* Interface dataset entries:

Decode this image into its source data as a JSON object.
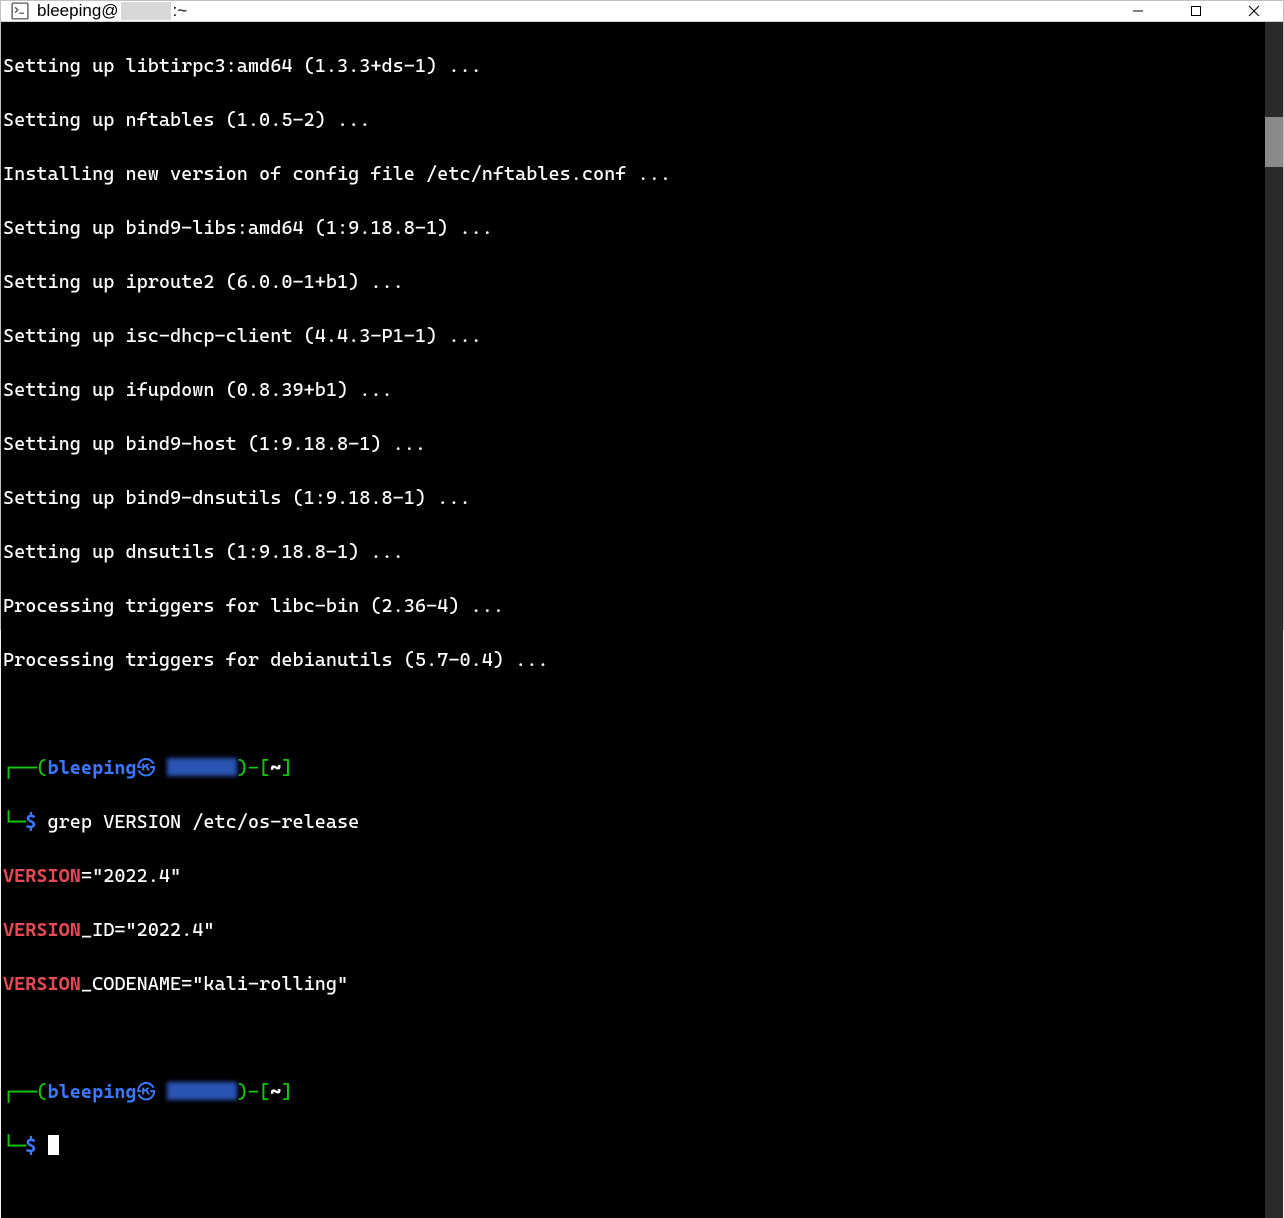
{
  "titlebar": {
    "user": "bleeping",
    "host_redacted": true,
    "path": "~"
  },
  "terminal": {
    "output_lines": [
      "Setting up libtirpc3:amd64 (1.3.3+ds-1) ...",
      "Setting up nftables (1.0.5-2) ...",
      "Installing new version of config file /etc/nftables.conf ...",
      "Setting up bind9-libs:amd64 (1:9.18.8-1) ...",
      "Setting up iproute2 (6.0.0-1+b1) ...",
      "Setting up isc-dhcp-client (4.4.3-P1-1) ...",
      "Setting up ifupdown (0.8.39+b1) ...",
      "Setting up bind9-host (1:9.18.8-1) ...",
      "Setting up bind9-dnsutils (1:9.18.8-1) ...",
      "Setting up dnsutils (1:9.18.8-1) ...",
      "Processing triggers for libc-bin (2.36-4) ...",
      "Processing triggers for debianutils (5.7-0.4) ..."
    ],
    "prompt1": {
      "user": "bleeping",
      "host_redacted": true,
      "path": "~",
      "command": "grep VERSION /etc/os-release"
    },
    "grep_output": [
      {
        "match": "VERSION",
        "rest": "=\"2022.4\""
      },
      {
        "match": "VERSION",
        "rest": "_ID=\"2022.4\""
      },
      {
        "match": "VERSION",
        "rest": "_CODENAME=\"kali-rolling\""
      }
    ],
    "prompt2": {
      "user": "bleeping",
      "host_redacted": true,
      "path": "~",
      "command": ""
    }
  }
}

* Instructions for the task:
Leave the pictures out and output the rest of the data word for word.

* Response:
Decode this image into its source data as a JSON object.
{
  "titlebar": {
    "user": "bleeping",
    "host_redacted": true,
    "path": "~"
  },
  "terminal": {
    "output_lines": [
      "Setting up libtirpc3:amd64 (1.3.3+ds-1) ...",
      "Setting up nftables (1.0.5-2) ...",
      "Installing new version of config file /etc/nftables.conf ...",
      "Setting up bind9-libs:amd64 (1:9.18.8-1) ...",
      "Setting up iproute2 (6.0.0-1+b1) ...",
      "Setting up isc-dhcp-client (4.4.3-P1-1) ...",
      "Setting up ifupdown (0.8.39+b1) ...",
      "Setting up bind9-host (1:9.18.8-1) ...",
      "Setting up bind9-dnsutils (1:9.18.8-1) ...",
      "Setting up dnsutils (1:9.18.8-1) ...",
      "Processing triggers for libc-bin (2.36-4) ...",
      "Processing triggers for debianutils (5.7-0.4) ..."
    ],
    "prompt1": {
      "user": "bleeping",
      "host_redacted": true,
      "path": "~",
      "command": "grep VERSION /etc/os-release"
    },
    "grep_output": [
      {
        "match": "VERSION",
        "rest": "=\"2022.4\""
      },
      {
        "match": "VERSION",
        "rest": "_ID=\"2022.4\""
      },
      {
        "match": "VERSION",
        "rest": "_CODENAME=\"kali-rolling\""
      }
    ],
    "prompt2": {
      "user": "bleeping",
      "host_redacted": true,
      "path": "~",
      "command": ""
    }
  }
}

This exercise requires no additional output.